To do
Find the string "Khan" in the records. Copy each line that has it.
***** Data in this exercise
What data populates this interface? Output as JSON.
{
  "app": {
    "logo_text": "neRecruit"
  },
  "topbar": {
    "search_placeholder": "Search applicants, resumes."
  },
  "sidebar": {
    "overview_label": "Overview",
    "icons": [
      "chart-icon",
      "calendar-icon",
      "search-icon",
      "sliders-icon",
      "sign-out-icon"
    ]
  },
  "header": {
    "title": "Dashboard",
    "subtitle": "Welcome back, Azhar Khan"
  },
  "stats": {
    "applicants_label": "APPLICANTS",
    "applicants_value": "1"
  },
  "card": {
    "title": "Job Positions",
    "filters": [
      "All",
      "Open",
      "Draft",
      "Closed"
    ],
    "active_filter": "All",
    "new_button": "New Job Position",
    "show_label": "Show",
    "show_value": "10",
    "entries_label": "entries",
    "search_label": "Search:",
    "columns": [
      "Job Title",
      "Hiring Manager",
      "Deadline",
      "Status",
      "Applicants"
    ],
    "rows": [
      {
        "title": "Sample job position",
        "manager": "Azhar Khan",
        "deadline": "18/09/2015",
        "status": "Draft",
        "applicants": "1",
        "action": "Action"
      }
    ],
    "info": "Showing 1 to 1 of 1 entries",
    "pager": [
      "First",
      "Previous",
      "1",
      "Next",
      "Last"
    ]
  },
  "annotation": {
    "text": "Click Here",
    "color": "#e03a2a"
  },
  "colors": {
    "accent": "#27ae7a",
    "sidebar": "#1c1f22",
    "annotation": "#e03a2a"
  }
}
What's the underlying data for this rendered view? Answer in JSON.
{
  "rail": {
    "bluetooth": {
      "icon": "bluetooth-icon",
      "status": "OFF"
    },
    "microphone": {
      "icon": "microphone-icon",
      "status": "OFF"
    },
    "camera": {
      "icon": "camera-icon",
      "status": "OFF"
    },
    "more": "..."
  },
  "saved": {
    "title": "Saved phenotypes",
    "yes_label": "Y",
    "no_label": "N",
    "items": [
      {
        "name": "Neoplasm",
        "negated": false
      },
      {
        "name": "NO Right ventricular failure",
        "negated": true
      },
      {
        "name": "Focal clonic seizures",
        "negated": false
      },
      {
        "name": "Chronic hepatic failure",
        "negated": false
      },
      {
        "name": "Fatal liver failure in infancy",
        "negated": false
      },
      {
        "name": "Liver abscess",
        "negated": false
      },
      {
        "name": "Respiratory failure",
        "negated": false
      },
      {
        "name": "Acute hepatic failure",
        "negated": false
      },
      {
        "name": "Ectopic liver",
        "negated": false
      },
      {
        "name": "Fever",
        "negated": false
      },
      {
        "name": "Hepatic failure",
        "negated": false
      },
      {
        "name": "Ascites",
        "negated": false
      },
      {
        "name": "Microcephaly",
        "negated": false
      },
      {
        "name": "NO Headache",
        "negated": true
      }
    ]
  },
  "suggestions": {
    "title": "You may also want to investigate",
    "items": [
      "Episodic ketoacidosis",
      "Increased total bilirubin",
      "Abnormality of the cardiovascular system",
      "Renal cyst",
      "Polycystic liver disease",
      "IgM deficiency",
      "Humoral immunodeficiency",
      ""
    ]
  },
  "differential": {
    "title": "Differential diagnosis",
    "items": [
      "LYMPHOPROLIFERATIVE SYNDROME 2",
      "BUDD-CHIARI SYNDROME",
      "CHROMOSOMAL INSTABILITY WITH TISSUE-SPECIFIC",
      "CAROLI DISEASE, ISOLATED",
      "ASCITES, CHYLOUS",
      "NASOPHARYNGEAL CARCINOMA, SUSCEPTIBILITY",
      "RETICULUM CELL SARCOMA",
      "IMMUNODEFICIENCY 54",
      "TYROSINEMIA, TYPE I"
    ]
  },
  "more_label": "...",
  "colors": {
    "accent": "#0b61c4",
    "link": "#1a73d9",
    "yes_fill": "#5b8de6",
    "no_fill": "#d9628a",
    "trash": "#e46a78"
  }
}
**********
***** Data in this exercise
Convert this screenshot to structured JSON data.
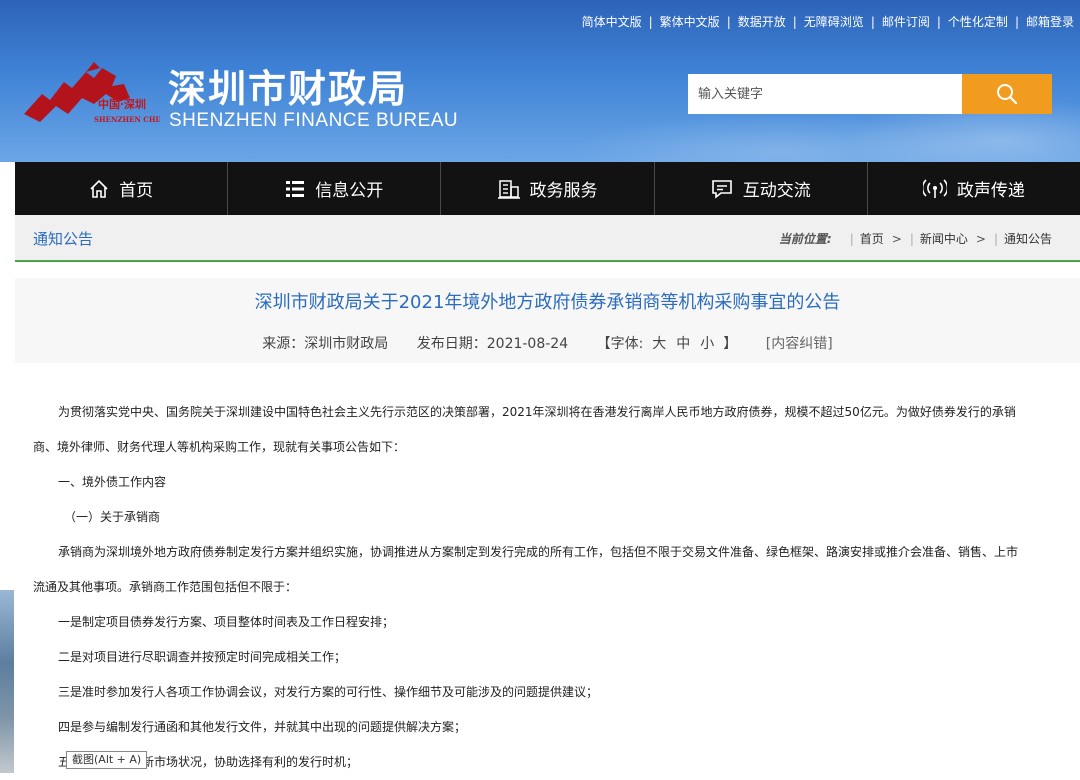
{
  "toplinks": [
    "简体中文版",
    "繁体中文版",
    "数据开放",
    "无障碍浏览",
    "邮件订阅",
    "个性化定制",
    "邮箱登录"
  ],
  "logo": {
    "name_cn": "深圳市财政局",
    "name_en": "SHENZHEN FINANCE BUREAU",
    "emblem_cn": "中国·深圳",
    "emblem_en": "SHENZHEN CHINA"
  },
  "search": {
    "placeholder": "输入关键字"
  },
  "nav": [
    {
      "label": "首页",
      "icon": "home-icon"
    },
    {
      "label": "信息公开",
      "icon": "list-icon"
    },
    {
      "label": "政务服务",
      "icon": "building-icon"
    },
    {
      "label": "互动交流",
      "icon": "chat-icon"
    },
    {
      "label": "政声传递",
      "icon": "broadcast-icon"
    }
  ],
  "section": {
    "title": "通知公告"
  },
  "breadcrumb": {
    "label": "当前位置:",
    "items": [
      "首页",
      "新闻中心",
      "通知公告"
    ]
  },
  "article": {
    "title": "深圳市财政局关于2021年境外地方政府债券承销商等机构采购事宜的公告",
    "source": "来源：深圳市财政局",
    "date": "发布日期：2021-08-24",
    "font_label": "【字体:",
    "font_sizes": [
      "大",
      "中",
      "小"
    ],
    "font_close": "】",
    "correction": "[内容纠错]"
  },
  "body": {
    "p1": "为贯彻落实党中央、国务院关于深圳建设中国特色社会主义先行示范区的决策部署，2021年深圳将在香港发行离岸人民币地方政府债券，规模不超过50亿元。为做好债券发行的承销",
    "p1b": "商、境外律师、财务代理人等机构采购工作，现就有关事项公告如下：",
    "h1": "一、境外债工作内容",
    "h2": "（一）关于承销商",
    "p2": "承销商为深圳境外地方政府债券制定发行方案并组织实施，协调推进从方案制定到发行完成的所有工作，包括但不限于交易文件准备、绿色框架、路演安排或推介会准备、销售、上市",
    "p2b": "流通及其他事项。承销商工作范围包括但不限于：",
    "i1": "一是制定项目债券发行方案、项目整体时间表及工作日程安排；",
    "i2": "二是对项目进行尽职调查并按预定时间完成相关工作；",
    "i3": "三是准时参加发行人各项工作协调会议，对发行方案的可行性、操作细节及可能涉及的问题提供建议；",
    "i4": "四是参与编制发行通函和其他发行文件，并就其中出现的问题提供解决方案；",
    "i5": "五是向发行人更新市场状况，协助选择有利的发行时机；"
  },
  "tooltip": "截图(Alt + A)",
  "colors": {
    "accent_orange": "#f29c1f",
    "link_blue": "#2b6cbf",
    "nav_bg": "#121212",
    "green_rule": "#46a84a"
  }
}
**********
Solution below
    "subtitle": "Welcome back, Azhar Khan"
        "manager": "Azhar Khan",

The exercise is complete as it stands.